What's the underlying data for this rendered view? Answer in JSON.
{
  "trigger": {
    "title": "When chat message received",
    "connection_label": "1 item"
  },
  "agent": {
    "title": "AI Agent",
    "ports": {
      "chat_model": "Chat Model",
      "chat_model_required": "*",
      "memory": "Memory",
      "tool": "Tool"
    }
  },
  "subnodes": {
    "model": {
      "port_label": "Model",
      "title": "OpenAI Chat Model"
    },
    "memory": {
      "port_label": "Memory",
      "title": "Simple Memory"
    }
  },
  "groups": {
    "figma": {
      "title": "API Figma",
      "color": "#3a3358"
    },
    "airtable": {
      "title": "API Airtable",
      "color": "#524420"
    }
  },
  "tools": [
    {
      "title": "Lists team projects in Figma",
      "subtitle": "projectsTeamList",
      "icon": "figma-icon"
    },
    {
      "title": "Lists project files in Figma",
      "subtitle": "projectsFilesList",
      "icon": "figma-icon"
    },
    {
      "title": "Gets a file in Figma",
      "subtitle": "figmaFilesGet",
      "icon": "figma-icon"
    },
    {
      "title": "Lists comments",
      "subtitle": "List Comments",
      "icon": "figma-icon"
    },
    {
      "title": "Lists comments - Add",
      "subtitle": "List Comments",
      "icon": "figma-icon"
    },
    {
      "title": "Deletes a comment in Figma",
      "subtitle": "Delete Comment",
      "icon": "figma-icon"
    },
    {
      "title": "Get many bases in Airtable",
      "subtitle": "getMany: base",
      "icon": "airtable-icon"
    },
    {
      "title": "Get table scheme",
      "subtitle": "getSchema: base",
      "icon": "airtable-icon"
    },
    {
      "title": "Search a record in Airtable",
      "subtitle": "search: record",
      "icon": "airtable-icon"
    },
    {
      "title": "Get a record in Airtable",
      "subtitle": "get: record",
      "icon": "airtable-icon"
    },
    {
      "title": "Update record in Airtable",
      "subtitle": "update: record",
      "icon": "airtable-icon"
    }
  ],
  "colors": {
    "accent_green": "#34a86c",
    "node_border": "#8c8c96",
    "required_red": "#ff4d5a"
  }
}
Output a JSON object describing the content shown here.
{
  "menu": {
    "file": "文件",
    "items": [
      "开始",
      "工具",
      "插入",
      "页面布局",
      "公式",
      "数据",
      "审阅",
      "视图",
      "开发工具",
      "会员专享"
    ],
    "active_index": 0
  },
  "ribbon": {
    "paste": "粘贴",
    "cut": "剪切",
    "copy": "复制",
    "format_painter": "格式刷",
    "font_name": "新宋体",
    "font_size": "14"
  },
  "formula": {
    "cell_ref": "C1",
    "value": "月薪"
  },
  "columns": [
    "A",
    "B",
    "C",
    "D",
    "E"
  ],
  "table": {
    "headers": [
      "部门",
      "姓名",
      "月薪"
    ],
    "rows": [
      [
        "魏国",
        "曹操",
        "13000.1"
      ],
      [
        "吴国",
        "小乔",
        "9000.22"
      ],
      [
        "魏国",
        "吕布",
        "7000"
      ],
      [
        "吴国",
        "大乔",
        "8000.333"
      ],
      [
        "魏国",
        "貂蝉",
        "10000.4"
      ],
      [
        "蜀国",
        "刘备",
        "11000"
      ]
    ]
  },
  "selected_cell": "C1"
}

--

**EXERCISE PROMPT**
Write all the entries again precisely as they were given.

**PROBLEM SOLUTION**
What's the underlying data for this rendered view? Answer in JSON.
{
  "trigger": {
    "title": "When chat message received",
    "connection_label": "1 item"
  },
  "agent": {
    "title": "AI Agent",
    "ports": {
      "chat_model": "Chat Model",
      "chat_model_required": "*",
      "memory": "Memory",
      "tool": "Tool"
    }
  },
  "subnodes": {
    "model": {
      "port_label": "Model",
      "title": "OpenAI Chat Model"
    },
    "memory": {
      "port_label": "Memory",
      "title": "Simple Memory"
    }
  },
  "groups": {
    "figma": {
      "title": "API Figma",
      "color": "#3a3358"
    },
    "airtable": {
      "title": "API Airtable",
      "color": "#524420"
    }
  },
  "tools": [
    {
      "title": "Lists team projects in Figma",
      "subtitle": "projectsTeamList",
      "icon": "figma-icon"
    },
    {
      "title": "Lists project files in Figma",
      "subtitle": "projectsFilesList",
      "icon": "figma-icon"
    },
    {
      "title": "Gets a file in Figma",
      "subtitle": "figmaFilesGet",
      "icon": "figma-icon"
    },
    {
      "title": "Lists comments",
      "subtitle": "List Comments",
      "icon": "figma-icon"
    },
    {
      "title": "Lists comments - Add",
      "subtitle": "List Comments",
      "icon": "figma-icon"
    },
    {
      "title": "Deletes a comment in Figma",
      "subtitle": "Delete Comment",
      "icon": "figma-icon"
    },
    {
      "title": "Get many bases in Airtable",
      "subtitle": "getMany: base",
      "icon": "airtable-icon"
    },
    {
      "title": "Get table scheme",
      "subtitle": "getSchema: base",
      "icon": "airtable-icon"
    },
    {
      "title": "Search a record in Airtable",
      "subtitle": "search: record",
      "icon": "airtable-icon"
    },
    {
      "title": "Get a record in Airtable",
      "subtitle": "get: record",
      "icon": "airtable-icon"
    },
    {
      "title": "Update record in Airtable",
      "subtitle": "update: record",
      "icon": "airtable-icon"
    }
  ],
  "colors": {
    "accent_green": "#34a86c",
    "node_border": "#8c8c96",
    "required_red": "#ff4d5a"
  }
}
Output a JSON object describing the content shown here.
{
  "menu": {
    "file": "文件",
    "items": [
      "开始",
      "工具",
      "插入",
      "页面布局",
      "公式",
      "数据",
      "审阅",
      "视图",
      "开发工具",
      "会员专享"
    ],
    "active_index": 0
  },
  "ribbon": {
    "paste": "粘贴",
    "cut": "剪切",
    "copy": "复制",
    "format_painter": "格式刷",
    "font_name": "新宋体",
    "font_size": "14"
  },
  "formula": {
    "cell_ref": "C1",
    "value": "月薪"
  },
  "columns": [
    "A",
    "B",
    "C",
    "D",
    "E"
  ],
  "table": {
    "headers": [
      "部门",
      "姓名",
      "月薪"
    ],
    "rows": [
      [
        "魏国",
        "曹操",
        "13000.1"
      ],
      [
        "吴国",
        "小乔",
        "9000.22"
      ],
      [
        "魏国",
        "吕布",
        "7000"
      ],
      [
        "吴国",
        "大乔",
        "8000.333"
      ],
      [
        "魏国",
        "貂蝉",
        "10000.4"
      ],
      [
        "蜀国",
        "刘备",
        "11000"
      ]
    ]
  },
  "selected_cell": "C1"
}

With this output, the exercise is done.